Subrata Roy and Vijay Mallya at a news conference in New Delhi, October 11, 2011. Photo: REUTERS/Adnan Abidi/Files
Somewhere towards the end of the second episode of Bad Boy Billionaires, on the fugitive businessman Nirav Modi, Manoj Kharat, a clerk in Punjab National Bank, says, “My life is over, I am half-dead anyway.” Kharat was the man who entered data given by his boss Gokulnath Shetty in the Fort branch of the bank, from where Modi’s empire was funded. The letters of undertaking kept on being issued from this branch, with no backing of collateral or security.
It was on the basis of these LoUs, totally amounting to an astounding $1.8 billion dollars, that Modi built a network of stores in New York, London, Hong Kong and Beijing, held lavish parties, bought top-end homes and art. The many models he signed up to show off his designs too were indirectly paid for by this bank and thus, finally by small depositors. The cream of Mumbai society attended his soirées where the champagne was flowing; no one really asking where he was getting the money from to expand so quickly.

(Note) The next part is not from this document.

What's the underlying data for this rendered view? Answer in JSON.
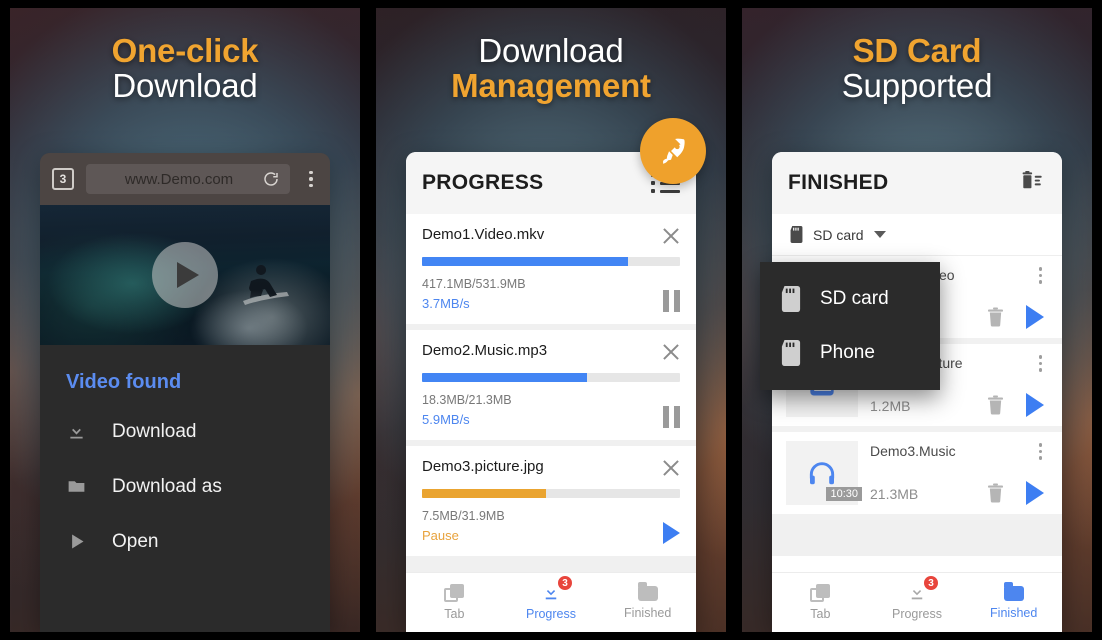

As we see repeatedly in this series, the cream of society – rich and dense – doesn’t ask questions, it just goes with the flow.
Kharat was jailed for three months – “It is another kind of hell,” he says. He is a mere footnote in this larger story of glitter and dazzle. There is every likelihood that he and his boss, middle-class office-goers – were never invited to those parties even though they were facilitating Modi’s illicit fortunes.
Each of the three released episodes in the series, on Modi, Vijay Mallya and Subrata Roy, show the stories of those who suffered the most while the men became richer and richer – small income men and women, trying to increase their modest amounts in the hope that it will give them a better life. Each of the stories is heart-rending.
But this is ultimately a series about the rich and famous. Netflix would never have bought a pitch about a series called Manoj Kharat, or for that matter, Punam Gupta, the articulate agent for Sahara’s chit funds – which was little more than a Ponzi scheme – who found it difficult to access the funds she had got her neighbours in a Mumbai slum to deposit with the company. But all three episodes have given a platform to the voices of those who have suffered a lot, while telling the stories of these scamsters – there is no other word for them. Sahara’s is the most interesting story, and the sharpest made episode, with Mallya following – for all his diamonds and the scale of the fraud, Modi is a dull, every day scamster. The documentary on him is in the same vein, being little more than a montage of his promotional films.